And finally..

There’s a nice coda. In its latest results, Lenovo says “Tablet: profitable with double-digit growth premium to the market”. Looking back, it has never before said that tablets were profitable; it’s done lots of talking about growth and position, but not profit. We can’t see how profitable, though, because we don’t have those comparative numbers as we did before.

The other coda: you can work out the tablet revenues and profits by using the pre- and post-split numbers from the smartphone division. But they come out different. Via the smartphone division, revenues come out as $1,231m v $1,150m via the PC division; operating profit comes out as -662m from the smartphone numbers, v -33m from the PC numbers. But I’ve gone with the PC figures, because there are all sorts of writeoffs – inventory, restructuring, redundancy, acquisition of Motorola – in the smartphone numbers which confuse things hugely. There are no such in the PC division numbers, so I’ve gone with them.

(Update: corrected typo of “if you can’t make a profit selling tablets..”)

Bigger update: a week after this appeared, Digitimes had two stories on the squeeze in the tablet market. The first noted that in 2Q 2016, the tablet market shrank again, to 40m units:

Among the three major camps [Apple, brand OEMs and cheap “white box” vendors], white box players performed the weakest in the second quarter. With more large-size independent design houses (IDH) quitting the market plus shortages of components including panels, memory and processors, white-box players saw their combined shipments drop to a new low at 13.8m units in the second quarter.

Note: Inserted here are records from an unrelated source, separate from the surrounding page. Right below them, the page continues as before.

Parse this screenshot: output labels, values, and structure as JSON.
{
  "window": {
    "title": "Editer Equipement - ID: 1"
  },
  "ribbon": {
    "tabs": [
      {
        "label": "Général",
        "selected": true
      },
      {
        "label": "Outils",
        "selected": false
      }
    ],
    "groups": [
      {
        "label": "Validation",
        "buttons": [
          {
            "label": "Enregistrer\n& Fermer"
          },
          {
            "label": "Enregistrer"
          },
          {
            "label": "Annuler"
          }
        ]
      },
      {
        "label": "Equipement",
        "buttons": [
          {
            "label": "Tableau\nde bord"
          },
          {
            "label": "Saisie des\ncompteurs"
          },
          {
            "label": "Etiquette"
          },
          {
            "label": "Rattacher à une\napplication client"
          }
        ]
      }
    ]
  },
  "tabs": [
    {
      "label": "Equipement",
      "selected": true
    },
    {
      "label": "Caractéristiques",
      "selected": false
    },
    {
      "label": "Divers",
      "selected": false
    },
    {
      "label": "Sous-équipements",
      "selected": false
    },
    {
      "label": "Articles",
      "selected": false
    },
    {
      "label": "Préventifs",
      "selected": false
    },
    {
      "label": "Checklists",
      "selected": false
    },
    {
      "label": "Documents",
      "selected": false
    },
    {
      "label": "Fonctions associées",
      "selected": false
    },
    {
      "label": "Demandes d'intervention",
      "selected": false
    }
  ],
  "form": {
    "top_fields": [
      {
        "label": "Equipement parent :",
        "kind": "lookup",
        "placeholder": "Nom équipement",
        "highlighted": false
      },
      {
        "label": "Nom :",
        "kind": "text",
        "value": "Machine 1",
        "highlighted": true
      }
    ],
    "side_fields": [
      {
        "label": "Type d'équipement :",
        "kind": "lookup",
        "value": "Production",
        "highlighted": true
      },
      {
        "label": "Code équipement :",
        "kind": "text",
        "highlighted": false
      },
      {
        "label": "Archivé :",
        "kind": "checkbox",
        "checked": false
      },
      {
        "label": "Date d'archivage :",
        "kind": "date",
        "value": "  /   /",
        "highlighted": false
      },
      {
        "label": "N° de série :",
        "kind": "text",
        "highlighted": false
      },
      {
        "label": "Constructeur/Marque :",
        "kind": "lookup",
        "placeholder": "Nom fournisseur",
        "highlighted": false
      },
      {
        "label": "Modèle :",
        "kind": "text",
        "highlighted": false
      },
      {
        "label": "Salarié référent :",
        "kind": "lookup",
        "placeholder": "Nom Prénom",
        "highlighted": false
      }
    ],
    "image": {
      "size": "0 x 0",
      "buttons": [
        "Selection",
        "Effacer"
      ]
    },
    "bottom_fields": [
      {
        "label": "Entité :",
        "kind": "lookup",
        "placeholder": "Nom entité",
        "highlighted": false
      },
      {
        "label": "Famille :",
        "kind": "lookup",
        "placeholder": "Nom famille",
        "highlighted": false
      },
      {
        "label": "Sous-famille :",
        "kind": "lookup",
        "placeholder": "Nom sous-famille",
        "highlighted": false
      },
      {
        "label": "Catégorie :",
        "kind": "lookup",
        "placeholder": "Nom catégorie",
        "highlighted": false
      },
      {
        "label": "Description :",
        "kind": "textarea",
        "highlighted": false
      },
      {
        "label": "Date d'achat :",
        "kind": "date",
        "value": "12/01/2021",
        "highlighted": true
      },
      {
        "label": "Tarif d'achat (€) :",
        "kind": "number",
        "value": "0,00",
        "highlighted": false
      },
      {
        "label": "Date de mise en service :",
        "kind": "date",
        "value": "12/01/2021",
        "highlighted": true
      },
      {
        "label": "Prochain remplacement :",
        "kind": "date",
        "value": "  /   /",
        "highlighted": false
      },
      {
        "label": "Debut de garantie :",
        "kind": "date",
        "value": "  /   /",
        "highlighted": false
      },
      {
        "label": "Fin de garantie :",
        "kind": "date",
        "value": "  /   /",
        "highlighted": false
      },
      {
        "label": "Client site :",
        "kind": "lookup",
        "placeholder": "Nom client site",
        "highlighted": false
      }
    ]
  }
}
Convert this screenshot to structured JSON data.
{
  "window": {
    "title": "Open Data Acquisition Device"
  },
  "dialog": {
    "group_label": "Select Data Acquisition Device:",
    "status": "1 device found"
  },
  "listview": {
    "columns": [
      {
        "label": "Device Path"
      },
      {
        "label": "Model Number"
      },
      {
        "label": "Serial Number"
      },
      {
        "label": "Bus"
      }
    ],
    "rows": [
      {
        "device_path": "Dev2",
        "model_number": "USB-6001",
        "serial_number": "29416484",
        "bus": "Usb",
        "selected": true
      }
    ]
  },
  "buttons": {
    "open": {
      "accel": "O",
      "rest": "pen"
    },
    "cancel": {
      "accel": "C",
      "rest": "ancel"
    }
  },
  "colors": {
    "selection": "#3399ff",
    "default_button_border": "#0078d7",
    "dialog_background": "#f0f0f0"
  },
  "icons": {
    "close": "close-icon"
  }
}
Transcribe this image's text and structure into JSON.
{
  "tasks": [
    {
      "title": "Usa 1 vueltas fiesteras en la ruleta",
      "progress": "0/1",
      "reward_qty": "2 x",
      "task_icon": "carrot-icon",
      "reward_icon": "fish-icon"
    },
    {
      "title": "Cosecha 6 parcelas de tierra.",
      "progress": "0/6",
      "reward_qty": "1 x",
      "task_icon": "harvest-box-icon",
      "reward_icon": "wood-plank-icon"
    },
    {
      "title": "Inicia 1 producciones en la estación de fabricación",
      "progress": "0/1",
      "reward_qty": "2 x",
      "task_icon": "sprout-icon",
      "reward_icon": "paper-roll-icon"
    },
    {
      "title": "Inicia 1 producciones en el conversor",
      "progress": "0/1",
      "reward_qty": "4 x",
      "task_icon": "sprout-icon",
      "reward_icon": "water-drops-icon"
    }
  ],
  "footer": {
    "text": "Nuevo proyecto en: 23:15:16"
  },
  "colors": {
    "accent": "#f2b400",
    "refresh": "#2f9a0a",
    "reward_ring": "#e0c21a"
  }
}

Non-Apple first-tier vendors’ inexpensive tablets were mostly released in the second quarter, but combined shipments were down 7.1% sequentially to reach only 16.98m units as product differentiation, number of models, and price competitiveness were all inferior to in 2015.

And then there was the news you might expect, of both brand names and white box vendors pulling out:

Asustek Computer and Acer have turned to focus more on niche applications, while Micro-Start International (MSI) has already phased out of the business and to focus mainly on gaming PC product lines. China-based white-box players that have joined Intel’s China Technology Ecosystem (CTE), have also mostly stopped pushing tablet products.

Dropping demand is expected to cause Asustek’s tablet shipments to fall below three million units in 2016, according to sources from the upstream supply chain, leaving Apple the only player that is still able to achieve strong profits from the tablet sector.

That’s pretty stark. (Note that the Digitimes stories go behind a paywall after a few days, if you’re coming to this late.)

Asus, you’ll recall, made the Nexus 7, which was probably the best-selling Android tablet ever – Sameer Singh estimated it at around 6m-8m units in 2012.

But a lot of the companies that jumped into the market thought that tablets would be like smartphones – updated every year, or perhaps every two. Turned out they were all wrong, including Apple; the sales cycle looks more like three or even four years, much closer to a PC. (The iPad 2, from 2011, is still widely used.) After the boom in 2012, the tablet bust has been abrupt – and only those with the manufacturing and financial muscle have been able to stay the course.